Filter this material down to the lines that contain the string "true", and return those lines.

------------------------------

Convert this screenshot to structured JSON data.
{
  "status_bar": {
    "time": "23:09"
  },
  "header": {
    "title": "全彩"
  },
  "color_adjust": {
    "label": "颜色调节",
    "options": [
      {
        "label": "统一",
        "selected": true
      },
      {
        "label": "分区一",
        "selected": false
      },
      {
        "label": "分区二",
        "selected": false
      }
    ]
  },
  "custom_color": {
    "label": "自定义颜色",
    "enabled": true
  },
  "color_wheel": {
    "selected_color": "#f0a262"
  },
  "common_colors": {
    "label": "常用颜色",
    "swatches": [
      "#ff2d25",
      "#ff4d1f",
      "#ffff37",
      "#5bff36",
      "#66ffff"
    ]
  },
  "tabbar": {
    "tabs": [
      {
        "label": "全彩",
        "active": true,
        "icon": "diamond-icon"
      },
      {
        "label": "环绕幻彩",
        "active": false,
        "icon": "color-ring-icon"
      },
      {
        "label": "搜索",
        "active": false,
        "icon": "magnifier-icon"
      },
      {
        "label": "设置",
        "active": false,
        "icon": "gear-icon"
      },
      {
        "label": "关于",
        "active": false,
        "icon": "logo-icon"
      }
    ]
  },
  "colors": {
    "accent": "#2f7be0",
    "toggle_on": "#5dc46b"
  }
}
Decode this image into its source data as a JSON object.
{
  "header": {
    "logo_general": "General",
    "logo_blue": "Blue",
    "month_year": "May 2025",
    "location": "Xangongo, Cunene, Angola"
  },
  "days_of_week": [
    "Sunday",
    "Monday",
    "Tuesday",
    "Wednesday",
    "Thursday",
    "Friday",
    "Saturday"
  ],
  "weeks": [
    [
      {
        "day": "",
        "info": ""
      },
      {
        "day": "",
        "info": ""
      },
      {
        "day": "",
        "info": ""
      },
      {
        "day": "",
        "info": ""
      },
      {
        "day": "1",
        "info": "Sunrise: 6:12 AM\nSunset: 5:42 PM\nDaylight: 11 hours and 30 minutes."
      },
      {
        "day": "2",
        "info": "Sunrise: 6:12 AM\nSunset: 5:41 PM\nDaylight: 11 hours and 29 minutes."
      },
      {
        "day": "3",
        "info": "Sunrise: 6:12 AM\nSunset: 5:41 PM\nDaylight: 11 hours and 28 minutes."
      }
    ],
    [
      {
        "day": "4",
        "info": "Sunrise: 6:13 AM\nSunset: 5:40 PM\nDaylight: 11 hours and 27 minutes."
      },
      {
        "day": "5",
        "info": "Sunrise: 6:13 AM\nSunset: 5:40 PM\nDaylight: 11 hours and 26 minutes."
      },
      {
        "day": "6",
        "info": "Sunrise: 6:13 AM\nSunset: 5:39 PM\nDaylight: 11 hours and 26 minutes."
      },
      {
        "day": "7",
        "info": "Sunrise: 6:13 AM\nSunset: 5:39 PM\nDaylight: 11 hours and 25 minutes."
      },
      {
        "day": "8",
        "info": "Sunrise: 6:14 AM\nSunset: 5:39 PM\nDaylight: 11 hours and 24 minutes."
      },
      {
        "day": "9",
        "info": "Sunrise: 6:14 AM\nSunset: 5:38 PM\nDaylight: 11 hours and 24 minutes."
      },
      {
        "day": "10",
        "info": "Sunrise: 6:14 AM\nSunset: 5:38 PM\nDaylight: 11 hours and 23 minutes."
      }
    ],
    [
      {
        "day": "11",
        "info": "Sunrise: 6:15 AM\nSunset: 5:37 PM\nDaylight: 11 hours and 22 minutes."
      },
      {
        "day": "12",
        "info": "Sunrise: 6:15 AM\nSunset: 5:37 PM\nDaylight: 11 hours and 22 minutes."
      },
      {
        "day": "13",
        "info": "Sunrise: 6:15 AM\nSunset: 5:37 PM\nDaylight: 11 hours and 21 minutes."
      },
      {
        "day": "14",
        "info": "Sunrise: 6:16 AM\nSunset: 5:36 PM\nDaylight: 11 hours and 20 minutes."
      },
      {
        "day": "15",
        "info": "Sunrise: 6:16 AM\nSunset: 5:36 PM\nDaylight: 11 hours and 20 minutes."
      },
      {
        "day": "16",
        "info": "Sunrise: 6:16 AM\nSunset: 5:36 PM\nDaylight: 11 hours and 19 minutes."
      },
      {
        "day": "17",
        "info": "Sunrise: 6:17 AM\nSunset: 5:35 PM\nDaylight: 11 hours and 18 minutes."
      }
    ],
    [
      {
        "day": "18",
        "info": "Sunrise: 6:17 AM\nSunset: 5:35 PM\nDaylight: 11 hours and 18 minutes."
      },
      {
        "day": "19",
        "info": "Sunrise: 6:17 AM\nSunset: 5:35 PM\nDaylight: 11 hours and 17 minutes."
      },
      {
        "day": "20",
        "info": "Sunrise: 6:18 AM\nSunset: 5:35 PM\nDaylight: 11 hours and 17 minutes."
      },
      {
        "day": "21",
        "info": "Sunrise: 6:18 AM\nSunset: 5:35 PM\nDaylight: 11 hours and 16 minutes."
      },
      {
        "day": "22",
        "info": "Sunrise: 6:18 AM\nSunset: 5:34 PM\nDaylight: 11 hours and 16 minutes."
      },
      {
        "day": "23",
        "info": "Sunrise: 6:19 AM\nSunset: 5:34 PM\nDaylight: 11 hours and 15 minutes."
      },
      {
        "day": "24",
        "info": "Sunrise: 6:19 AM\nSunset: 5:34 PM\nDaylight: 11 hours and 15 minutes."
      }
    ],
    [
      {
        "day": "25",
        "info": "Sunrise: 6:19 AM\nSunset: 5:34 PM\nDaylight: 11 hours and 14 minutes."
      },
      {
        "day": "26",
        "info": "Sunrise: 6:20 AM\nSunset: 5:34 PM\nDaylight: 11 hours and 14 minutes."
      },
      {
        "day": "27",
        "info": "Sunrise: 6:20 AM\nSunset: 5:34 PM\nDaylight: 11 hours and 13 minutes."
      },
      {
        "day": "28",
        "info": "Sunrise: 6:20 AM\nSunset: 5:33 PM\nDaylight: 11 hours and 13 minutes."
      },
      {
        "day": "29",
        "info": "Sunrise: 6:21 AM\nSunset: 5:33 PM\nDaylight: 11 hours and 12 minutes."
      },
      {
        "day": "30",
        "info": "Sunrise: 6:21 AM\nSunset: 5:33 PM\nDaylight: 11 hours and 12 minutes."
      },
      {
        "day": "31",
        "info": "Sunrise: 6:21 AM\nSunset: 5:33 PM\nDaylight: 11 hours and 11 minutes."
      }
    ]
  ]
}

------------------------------

> [Solution below]:
        "selected": true
    "enabled": true
        "active": true,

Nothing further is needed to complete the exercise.